‘‘And they’re there for the love of the game. It feels like such a good environment to be in. There wasn’t a training that nobody didn’t want to go to. Everyone wanted to be there and be a part of it.’’
The Swamp Foxes finished 4th to reach the Meads Cup semifinals for the first time since the Heartland Championship was formed and it followed a period of more than two decades when the team enjoyed scant success, including a 17-match losing streak from 2003-05 and a spell from 2007-09 when they managed only one win from 20 matches.
After disappointing finishes of 9th, 10th, 11th and 9th in the 14-team competition from 2014-17, Thames Valley’s 2018 season was already deemed a success when they hit the road for their semifinal in Wanganui, who were seeking their fourth consecutive title after topping the table.
Thames Valley had tasted defeat in their previous nine matches against the reigning Heartland champions in a losing streak stretching back to 2001 and the Swamp Foxes hadn’t won in Wanganui since 1988.
Seeking inspiration, the players began their own rendition of the Wolf of Wall Street chant – an idea Bartleet had pushed despite earlier reservations from the squad’s leaders – and banging their chests while shouting down the changing rooms worked wonders as Thames Valley won 17-7.

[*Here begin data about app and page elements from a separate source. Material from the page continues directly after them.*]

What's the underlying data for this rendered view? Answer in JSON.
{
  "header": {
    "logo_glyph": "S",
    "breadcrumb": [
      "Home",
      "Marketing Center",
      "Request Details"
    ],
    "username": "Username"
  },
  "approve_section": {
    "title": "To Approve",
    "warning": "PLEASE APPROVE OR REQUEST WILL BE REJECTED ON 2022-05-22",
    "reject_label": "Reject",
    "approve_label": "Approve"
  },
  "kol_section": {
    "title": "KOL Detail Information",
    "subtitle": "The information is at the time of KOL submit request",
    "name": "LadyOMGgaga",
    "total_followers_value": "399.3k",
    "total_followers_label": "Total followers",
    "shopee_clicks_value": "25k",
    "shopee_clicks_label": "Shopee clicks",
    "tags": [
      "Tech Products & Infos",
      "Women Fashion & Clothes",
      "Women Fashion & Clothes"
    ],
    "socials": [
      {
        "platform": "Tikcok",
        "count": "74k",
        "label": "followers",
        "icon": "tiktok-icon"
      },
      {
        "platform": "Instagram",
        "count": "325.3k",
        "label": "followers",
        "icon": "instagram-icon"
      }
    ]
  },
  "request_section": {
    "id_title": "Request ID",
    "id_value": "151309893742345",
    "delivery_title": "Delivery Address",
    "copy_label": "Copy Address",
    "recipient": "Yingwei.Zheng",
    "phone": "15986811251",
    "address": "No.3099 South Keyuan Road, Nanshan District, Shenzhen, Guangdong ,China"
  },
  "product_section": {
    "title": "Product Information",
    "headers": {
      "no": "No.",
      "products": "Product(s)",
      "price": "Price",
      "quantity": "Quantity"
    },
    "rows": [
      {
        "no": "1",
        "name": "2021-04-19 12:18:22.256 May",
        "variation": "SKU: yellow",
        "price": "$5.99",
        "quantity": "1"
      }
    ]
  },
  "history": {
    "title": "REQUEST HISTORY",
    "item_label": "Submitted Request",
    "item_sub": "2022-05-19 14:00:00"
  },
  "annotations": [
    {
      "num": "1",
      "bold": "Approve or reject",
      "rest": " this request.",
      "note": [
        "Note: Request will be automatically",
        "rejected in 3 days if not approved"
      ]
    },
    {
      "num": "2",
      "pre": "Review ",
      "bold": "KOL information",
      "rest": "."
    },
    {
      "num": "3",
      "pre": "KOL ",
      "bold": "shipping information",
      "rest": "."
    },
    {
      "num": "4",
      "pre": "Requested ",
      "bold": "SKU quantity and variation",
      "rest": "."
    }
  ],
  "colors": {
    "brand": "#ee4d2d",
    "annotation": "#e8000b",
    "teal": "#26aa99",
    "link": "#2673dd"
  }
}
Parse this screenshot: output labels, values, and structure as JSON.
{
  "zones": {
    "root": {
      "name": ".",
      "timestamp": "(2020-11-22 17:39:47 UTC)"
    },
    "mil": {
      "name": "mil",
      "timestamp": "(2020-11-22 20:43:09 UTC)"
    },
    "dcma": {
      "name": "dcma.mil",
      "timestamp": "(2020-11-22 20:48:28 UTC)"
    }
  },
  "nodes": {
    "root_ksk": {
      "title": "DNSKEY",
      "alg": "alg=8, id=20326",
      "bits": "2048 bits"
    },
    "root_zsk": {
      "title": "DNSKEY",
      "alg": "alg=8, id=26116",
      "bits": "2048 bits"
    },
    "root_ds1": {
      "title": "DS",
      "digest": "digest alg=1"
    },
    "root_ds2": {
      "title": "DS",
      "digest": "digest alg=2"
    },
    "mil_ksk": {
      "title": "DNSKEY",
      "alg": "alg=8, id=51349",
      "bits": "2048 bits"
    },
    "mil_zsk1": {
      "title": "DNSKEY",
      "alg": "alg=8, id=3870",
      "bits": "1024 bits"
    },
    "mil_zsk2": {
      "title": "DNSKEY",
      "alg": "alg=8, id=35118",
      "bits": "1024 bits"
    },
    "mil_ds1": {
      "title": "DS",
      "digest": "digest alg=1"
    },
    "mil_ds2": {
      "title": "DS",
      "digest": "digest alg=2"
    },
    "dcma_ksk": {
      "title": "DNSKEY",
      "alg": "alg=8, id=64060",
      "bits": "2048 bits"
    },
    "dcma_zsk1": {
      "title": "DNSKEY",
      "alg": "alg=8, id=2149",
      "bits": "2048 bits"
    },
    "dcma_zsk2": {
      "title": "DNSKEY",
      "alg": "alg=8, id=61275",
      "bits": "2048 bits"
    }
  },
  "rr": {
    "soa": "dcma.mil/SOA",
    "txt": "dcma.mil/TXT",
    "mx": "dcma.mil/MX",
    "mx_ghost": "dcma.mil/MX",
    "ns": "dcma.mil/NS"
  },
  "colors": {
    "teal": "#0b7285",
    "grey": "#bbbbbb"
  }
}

They repeated the chant for the final in South Canterbury, who finished the season second, and it galvanised the Swamp Foxes to overturn a 12-3 halftime deficit, scoring 14 unanswered points to prevail as underdogs for the second week running.
Thames Valley’s win earned national acclaim as they were nominated for the national team of the year award at the New Zealand Rugby Awards next Thursday, while de la Fuente was called up to Chile’s squad tackling New Zealand Ma¯ ori in Las Condes last month.
However, the burly prop didn’t fly out to Chile because he was already committed to working through the calving period.
Thames Valley’s victory was particularly special for president, historian and former CEO Kelly Plummer, who has followed the team’s fortunes since he was a ball boy when the Swamp Foxes hosted North Auckland in 1958.
‘‘It’s like a great big, sleeping giant out there, waiting for something like this to happen,’’ he said.
A Ranfurly Shield challenge in Otago awaits next year but Thames Valley can savour the summer on top of the world after evoking a burning passion for grassroots rugby.
Thames Valley's Te Aroha home ground, Boyd Park, beneath Mt Te Aroha.
Thames Valley shocked South Canterbury to win this season's Heartland Championship.
Thames Valley's Matt Fisher, Reece Broughton and Matthew Abraham toasting their victory in South Canterbury.
Thames Valley prop Sitiveni Tupou attempts to shake off West Coast defenders.
No 8 Alex Bradley ended his career after winning the Meads Cup with Thames Valley.
Thames Valley head coach Matt Bartleet and captain Brett Ranga.
Thames Valley CEO Edmond Leahy says the future is healthy.
President and historian Kelly Plummer: a follower since 1958.